Copy every line of the records below where the word "assets" occurs.

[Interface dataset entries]
★ ★ ★ ★ ★ ★ ★

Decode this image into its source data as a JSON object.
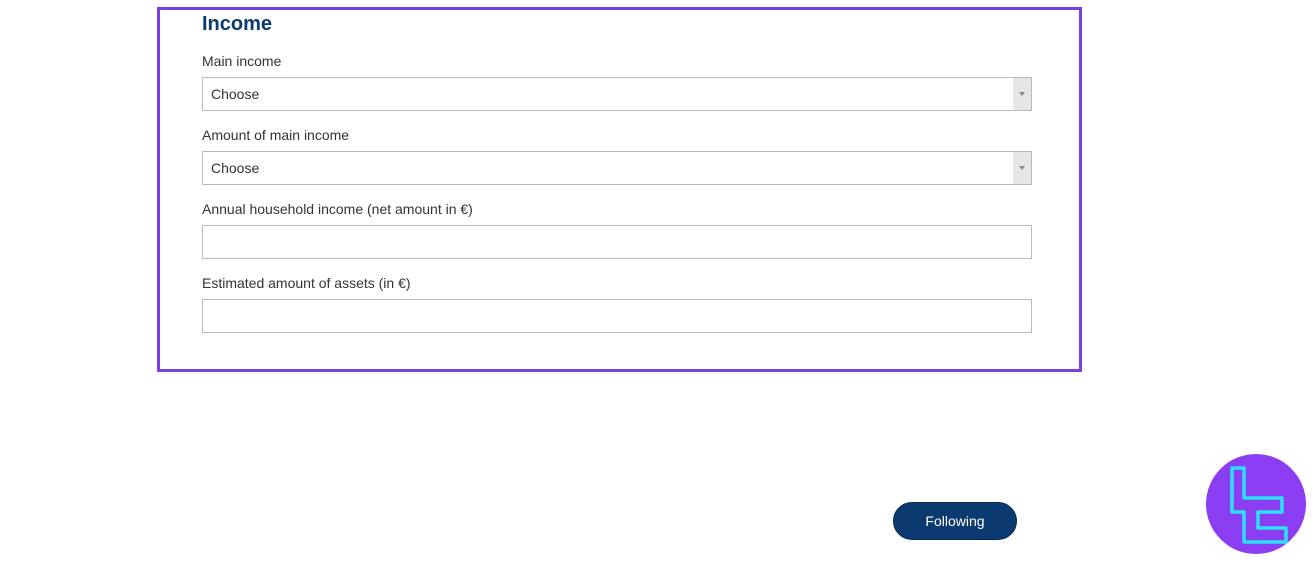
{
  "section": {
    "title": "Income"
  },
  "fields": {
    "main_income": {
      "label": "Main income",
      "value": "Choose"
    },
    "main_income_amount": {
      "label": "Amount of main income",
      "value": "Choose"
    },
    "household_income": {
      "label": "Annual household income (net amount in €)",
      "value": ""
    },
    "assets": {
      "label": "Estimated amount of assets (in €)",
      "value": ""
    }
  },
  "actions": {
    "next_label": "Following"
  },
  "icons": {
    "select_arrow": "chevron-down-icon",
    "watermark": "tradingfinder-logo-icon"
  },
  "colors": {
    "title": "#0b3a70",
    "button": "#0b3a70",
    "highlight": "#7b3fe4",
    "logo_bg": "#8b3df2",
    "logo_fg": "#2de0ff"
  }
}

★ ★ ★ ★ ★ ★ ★

-- Solution to the exercise --
    "assets": {
      "label": "Estimated amount of assets (in €)",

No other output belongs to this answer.